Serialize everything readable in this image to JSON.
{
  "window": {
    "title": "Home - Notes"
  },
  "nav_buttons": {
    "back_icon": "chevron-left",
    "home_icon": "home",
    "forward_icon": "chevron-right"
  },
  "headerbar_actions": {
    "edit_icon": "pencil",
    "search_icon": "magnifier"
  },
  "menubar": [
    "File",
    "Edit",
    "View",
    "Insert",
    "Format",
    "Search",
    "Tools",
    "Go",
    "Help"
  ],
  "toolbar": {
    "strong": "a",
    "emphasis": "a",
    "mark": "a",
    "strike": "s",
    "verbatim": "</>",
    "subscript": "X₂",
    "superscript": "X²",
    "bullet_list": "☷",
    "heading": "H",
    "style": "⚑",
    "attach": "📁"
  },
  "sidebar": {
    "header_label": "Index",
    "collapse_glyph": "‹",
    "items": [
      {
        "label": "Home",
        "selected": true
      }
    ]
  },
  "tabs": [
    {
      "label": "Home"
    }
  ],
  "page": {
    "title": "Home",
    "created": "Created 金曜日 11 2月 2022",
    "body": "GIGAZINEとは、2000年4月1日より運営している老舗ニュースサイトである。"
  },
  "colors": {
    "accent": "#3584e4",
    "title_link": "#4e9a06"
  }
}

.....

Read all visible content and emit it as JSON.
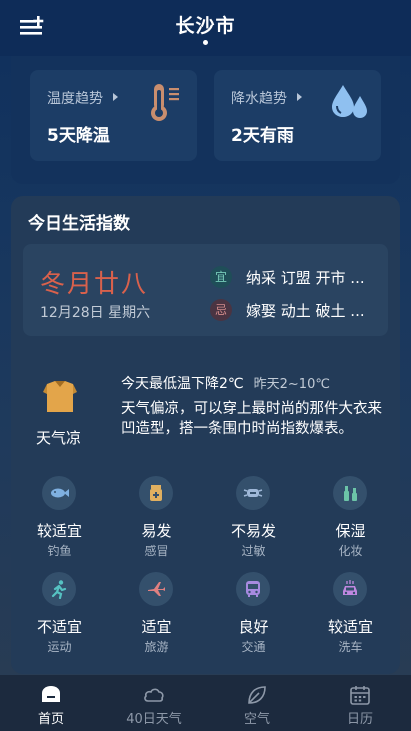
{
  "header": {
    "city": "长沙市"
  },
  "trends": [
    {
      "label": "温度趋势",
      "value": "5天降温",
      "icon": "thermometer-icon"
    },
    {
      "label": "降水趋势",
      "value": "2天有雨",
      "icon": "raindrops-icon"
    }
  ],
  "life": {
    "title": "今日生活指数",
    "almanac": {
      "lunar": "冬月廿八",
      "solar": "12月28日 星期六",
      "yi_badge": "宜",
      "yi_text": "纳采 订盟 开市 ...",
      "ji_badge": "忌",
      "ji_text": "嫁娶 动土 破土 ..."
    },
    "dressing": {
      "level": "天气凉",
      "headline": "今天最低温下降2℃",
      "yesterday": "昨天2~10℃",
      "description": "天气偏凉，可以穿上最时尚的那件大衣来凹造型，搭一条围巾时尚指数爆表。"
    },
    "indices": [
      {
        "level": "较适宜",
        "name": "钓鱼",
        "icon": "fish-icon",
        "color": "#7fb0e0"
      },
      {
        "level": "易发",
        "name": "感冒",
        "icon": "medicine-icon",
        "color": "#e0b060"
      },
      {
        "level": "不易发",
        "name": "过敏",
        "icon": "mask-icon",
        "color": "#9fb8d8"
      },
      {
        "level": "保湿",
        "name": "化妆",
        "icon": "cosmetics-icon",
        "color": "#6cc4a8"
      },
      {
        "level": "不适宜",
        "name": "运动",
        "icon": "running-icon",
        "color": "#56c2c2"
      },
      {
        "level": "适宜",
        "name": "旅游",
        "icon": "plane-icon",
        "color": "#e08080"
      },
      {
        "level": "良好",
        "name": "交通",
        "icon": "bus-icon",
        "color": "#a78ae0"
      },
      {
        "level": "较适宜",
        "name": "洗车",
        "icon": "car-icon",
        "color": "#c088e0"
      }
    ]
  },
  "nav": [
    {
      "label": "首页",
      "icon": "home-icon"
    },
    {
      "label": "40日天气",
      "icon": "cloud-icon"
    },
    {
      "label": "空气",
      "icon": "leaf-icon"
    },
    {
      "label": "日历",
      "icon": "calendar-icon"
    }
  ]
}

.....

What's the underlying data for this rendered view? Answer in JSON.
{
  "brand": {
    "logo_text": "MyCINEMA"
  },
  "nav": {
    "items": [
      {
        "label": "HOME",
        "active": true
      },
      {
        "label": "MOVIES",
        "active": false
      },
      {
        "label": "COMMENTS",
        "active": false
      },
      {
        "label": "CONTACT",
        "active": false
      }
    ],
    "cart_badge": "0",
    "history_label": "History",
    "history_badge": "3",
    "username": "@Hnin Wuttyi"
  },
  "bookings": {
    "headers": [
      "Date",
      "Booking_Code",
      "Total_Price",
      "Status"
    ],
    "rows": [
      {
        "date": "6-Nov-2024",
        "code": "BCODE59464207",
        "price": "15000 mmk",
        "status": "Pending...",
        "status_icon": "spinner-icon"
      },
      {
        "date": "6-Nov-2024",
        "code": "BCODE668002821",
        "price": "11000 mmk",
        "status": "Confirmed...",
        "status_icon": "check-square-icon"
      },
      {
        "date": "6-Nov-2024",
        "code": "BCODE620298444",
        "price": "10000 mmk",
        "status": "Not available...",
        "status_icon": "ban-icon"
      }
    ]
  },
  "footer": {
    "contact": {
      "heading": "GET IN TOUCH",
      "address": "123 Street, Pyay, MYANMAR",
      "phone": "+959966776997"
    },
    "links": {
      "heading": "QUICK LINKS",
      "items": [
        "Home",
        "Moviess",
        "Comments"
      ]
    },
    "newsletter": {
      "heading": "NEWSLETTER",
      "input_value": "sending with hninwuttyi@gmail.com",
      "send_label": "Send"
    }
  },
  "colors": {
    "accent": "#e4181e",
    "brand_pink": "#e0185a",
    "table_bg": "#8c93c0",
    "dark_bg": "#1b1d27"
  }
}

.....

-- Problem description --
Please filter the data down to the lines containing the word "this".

-- Solution --
Serialize everything readable in this image to JSON.
What's the underlying data for this rendered view? Answer in JSON.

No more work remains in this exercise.